OTTAWA -- The Penguins held a practice at Scotiabank Place yesterday afternoon.
Attendance was mandatory.Peter Diana, Post-Gazette
Penguins goaltending coach Gilles Meloche gives instruction to Marc-Andre Fleury at practice yesterday at Scotiabank Place in Ottawa.
Click photo for larger image.
Stanley Cup Playoffs: Round 1
Game 2: 3 p.m. tomorrow
Presumably because so many guys seemed to feel that participating in the game there the previous night had been optional.
The early part of it, anyway. The part when the outcome of Ottawa's 6-3 victory in Game 1 of this first-round playoff series became everything but official.
Simply put, by the time the Penguins seemed to grasp the game had begun, it was pretty much over.
"We sat back and tried to feel it out," center Sidney Crosby said yesterday. "And, by that time, they had scored two goals. We have to make sure we try to play our game right away."

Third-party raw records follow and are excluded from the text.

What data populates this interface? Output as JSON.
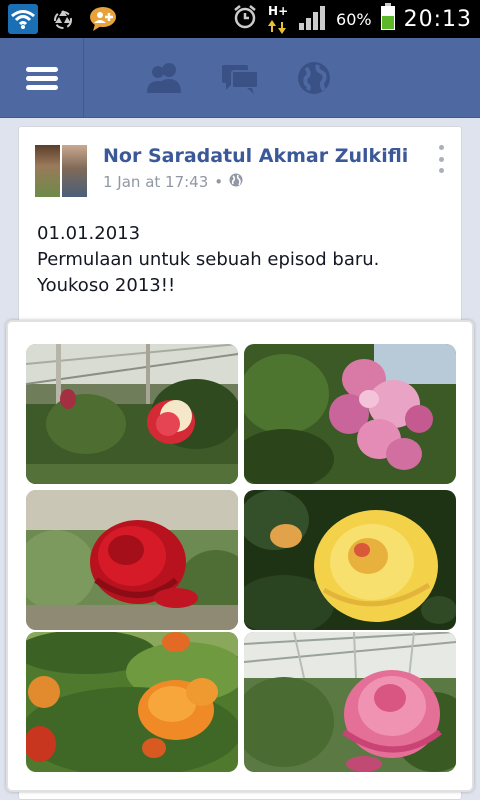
{
  "status_bar": {
    "icons_left": [
      "wifi-icon",
      "recycle-icon",
      "chat-add-icon"
    ],
    "network": "H+",
    "battery": "60%",
    "time": "20:13"
  },
  "top_bar": {
    "icons": [
      "menu-icon",
      "friends-icon",
      "messages-icon",
      "globe-icon"
    ],
    "color": "#4e69a2"
  },
  "post": {
    "author": "Nor Saradatul Akmar Zulkifli",
    "date": "1 Jan at 17:43",
    "separator": "•",
    "privacy_icon": "globe-icon",
    "text_lines": [
      "01.01.2013",
      "Permulaan untuk sebuah episod baru.",
      "Youkoso 2013!!"
    ],
    "photos": [
      "rose-greenhouse",
      "pink-roses",
      "red-rose",
      "yellow-rose",
      "orange-roses-garden",
      "pink-rose-greenhouse"
    ]
  }
}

They'll get that opportunity tomorrow, when they face the Senators in Game 2 here at 3:08 p.m.
Whether coach Michel Therrien will reconfigure his lineup for that game is not clear, but Marc-Andre Fleury will be back in goal.
He stopped 30 of 36 shots before being pulled midway through the third period in Game 1 -- "I saw a lot of shots [Wednesday] night in my sleep," Fleury said, with a grim smile -- but Therrien and his teammates absolved him of major responsibility for the defeat, even though Fleury said flatly that, "I know I can do better."
He has a point, and the same applies to most of his teammates. Which is a big part of the reason the Penguins have remained optimistic about how this series will play out -- and that's without anyone pointing out that Ottawa never has won the first two games of a playoff series.
"If we had played our best game and they still gave it to us like that, I think we might be a little worried," defenseman Rob Scuderi said. "But I don't think we were very close to what we can do."
They better hope not, because the Penguins weren't much more than props in a Senators highlights film for most of the first two periods. From a Penguins perspective, it was scarier than anything Wes Craven could dream of producing.
"We did a lot of things which we're not supposed to do," defenseman Sergei Gonchar said.
Yeah, like watching Senators skate by them, get possession of nearly every loose puck and launch one high-percentage shot after another at Fleury.
It's a tribute to the conditioning of Ottawa captain Daniel Alfredsson that he did not do season-ending damage to his right shoulder, considering the volume and velocity of pucks he hammered toward the Penguins' net. He was credited with eight, but that doesn't count the many that were blocked or went wide.Peter Diana, Post-Gazette
Marc-Andre Fleury will be in goal for the Penguins tomorrow against the Senators in Ottawa.
Click photo for larger image.
About the only thing the Penguins did well was to kill 5-on-3 power plays. The Senators had two for a total of 3 minutes, 34 seconds and never came particularly close to scoring.
Unfortunately for the Penguins, their penalties expired eventually, and they had to go back to playing at full strength. Which was usually when it looked as if Ottawa had a couple of extra guys on the ice.
"That was a bad day," Therrien said. "And bad days happen."
True enough, but they don't often happen more than once to teams intent on measuring their stay in the playoffs by anything larger than hours.
There obviously was little about Game 1 for the Penguins to like, except that it's over and they apparently got through it without a significant injury. Still, they don't seem overly concerned about the possibility of a sequel tomorrow.
"I don't think there's any panic in this room," defenseman Brooks Orpik said.
Nor is there any indication that, impressive as the Senators were in the opener, the Penguins are intimidated by their skating, skill or anything else.
They do -- and should -- respect what Ottawa can do. That doesn't mean they fear it.
"As soon as you let it overwhelm you, that's the time that it's probably over," Scuderi said. "Then you start playing tentative, and you're not worried about what you're doing."
And the Penguins had lots to worry about in the wake of their performance in Game 1. Like how they were outshot, 9-2, during the first seven minutes, and 29-12 the first two periods.
"Our execution was not there," Therrien said. "It's pretty simple."
So is the math: Lose tomorrow, and the Penguins will have to win four out of five to keep their season alive against a team that matched their regular-season point production.
"We're all capable of playing better," Therrien said. "And I'm expecting that we're going to be better in the next game."
Good idea, because that won't be optional, either.
Dave Molinari can be reached at DWMolinari@Yahoo.com .